The first thing you must do after creating your Azure SQL Database is to configure Firewall rules. To help protect your data Azure prevents all connections to your Azure SQL Database until and unless a Server\Database firewall rule exists. It is Azure’s way to reduce the surface area & secure your Databases. Your connection gets validated against the firewall rule based on originating IP Address of request. It works just like your windows firewall.
So in-order to grant access to your databases you must create firewall rules with a range of acceptable IP Addresses. Your firewall rule not only validates the client connections from the Internet but it also checks whether Azure applications are allowed to connect to your Azure SQL database or not. Every connection must be validated by the firewall before reaching Azure SQL Database.
You can create two types (levels) of firewall rules:
1. Database level firewall rule: As the name suggests this represents the firewall rule created for individual Azure SQL Database and any IP range specified within this rule will be able to connect\access the database. The best part is these rules are stored within databases (Including master database) which helps to keep the database portable means no matter where you move them the application\desired users will be able to access it because the rules are always within the database. You can have a maximum of 128 Database-level firewall rules for a database.
2. Server level firewall rule: The name defines the exact purpose, this represents the firewall rule created for complete Azure SQL Database server, which means the IP range specified within this rule will be allowed to access any database on this logical server.
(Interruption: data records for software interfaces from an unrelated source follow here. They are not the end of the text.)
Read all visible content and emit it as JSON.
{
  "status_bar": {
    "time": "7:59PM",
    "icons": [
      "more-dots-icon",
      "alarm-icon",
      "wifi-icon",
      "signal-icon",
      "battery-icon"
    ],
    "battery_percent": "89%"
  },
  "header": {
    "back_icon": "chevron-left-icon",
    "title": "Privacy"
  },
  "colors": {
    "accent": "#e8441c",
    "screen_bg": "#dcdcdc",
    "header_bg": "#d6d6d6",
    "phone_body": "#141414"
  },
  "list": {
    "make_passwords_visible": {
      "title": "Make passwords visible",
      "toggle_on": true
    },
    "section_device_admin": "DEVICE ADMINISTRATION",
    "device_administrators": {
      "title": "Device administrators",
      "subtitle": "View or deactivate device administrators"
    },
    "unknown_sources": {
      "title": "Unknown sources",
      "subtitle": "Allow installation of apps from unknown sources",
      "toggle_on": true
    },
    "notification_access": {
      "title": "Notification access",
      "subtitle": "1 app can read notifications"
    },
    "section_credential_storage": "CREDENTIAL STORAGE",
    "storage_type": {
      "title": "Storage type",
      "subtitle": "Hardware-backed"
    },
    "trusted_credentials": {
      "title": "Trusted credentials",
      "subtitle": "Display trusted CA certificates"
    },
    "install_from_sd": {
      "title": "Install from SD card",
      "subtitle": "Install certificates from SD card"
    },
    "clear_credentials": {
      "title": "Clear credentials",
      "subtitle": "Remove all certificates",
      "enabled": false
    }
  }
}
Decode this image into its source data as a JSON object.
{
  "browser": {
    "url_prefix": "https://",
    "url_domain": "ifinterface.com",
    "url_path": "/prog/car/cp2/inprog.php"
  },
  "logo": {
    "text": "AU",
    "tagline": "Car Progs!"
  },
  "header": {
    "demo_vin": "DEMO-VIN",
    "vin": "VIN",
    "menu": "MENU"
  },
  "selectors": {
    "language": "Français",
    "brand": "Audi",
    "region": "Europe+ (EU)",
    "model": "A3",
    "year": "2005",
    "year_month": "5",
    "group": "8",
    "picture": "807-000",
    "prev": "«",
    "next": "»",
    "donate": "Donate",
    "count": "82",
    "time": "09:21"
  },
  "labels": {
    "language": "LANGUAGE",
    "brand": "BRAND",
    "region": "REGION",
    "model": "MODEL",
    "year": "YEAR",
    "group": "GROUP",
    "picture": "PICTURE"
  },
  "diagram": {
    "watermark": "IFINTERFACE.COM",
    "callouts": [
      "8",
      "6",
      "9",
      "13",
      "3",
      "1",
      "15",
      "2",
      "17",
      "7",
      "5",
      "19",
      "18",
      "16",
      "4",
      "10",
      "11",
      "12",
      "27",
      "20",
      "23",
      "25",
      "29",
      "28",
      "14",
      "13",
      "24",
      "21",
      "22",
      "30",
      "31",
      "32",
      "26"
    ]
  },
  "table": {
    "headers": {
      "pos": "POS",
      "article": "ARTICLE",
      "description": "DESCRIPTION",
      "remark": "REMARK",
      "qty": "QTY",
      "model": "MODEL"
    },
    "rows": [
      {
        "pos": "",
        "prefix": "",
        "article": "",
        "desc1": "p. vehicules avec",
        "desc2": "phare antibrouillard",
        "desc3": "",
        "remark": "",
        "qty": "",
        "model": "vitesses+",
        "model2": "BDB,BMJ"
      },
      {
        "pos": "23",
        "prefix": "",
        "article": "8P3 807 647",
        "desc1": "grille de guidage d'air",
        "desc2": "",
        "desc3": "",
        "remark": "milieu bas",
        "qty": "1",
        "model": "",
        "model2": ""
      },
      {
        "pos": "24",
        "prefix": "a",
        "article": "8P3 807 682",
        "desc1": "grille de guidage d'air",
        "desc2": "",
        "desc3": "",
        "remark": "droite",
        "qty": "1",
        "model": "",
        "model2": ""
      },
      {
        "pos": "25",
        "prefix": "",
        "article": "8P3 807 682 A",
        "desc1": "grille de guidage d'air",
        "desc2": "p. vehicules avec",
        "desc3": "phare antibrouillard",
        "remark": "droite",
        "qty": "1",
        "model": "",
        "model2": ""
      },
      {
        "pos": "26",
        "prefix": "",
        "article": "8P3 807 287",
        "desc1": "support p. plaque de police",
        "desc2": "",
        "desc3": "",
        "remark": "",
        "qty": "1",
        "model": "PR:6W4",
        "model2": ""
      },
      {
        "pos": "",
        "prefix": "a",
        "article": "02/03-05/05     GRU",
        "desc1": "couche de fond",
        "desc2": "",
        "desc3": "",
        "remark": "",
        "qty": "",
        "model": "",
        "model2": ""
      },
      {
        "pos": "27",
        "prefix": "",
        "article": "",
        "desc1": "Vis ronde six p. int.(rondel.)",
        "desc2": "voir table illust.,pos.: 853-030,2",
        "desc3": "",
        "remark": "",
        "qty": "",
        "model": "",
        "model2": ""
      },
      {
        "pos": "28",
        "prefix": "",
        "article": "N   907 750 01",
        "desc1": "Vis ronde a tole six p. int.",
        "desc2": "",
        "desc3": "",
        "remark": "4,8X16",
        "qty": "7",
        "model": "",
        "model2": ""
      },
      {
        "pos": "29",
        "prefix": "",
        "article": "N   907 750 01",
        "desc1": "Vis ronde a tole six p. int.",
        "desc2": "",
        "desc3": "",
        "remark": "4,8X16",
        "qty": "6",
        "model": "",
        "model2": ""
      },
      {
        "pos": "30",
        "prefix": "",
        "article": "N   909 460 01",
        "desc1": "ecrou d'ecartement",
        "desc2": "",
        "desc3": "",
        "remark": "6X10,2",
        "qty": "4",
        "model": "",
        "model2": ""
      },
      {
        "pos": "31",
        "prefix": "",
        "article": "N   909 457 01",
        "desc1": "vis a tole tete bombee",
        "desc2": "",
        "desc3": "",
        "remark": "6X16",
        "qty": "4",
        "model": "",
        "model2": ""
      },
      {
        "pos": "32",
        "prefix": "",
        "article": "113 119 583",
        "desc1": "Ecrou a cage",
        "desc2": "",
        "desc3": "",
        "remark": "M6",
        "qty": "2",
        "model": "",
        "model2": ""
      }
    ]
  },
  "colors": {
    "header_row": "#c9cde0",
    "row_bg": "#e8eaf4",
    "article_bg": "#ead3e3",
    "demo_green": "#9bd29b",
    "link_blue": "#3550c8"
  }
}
Since this is a server wide rule it gets stored in master database only and hence applicable \inherited by all the databases (but never gets stored in individual databases)
What if I want to provide selective access to one database? And how to avoid most common mistake?
Yes, you guessed it correctly database level firewall rule is the solution if you want to grant access to only selected database. But you need to be aware about the most common mistake people do while configuring database-level firewall rules: You need to make sure the IP Address range specified in database level firewall rule is exclusive in nature, which means it must be beyond the range specified in your server level firewall rule else your end users will automatically get access to your all other databases on that specific logical server.
How to allow Azure applications to access Azure SQL databases?
As discussed earlier Azure application connections are also restricted initially on Azure SQL Databases and you must configure firewall rules in order to grant access to them. In order to grant access to azure applications the starting and ending address must be equal to 0.0.0.0 which indicates that all connections from within Azure are allowed.
Why I am still unable to access my SQL Azure database even after creating firewall rules? Troubleshoot Azure SQL Database\server firewall rule.
Well, there could be multiple reasons for this, but the most common issues you need to check are:
1. Check if you are using the correct FQDN Server name for your Azure SQL Database.
2. Check your IP Address if it falls under your server\database level firewall rule.
3. If you just created a firewall rule, then please be patient! You may need to wait a couple of minutes for the rule to take effect.
4. If you are trying to access Azure SQL Database from your local computer, make sure the firewall in your network and local computer allows outgoing connection on TCP port 1433. If it is not there create an exception in your firewall.
5. Check if you are using correct credentials and you have access to the database.
6. NAT (Network address translation) setting may be contributing – check with a network pro.
1. Try to use Database-level firewall rule whenever possible to keep your SQL database more portable.
2. Use Server-level firewall rule only when you have multiple databases with same access requirements and most of them will remain together on the same server, this will also save time since you won’t have to configure firewall rules individually for these Databases.
Hope you enjoyed the post, feel free to leave a comment. 🙂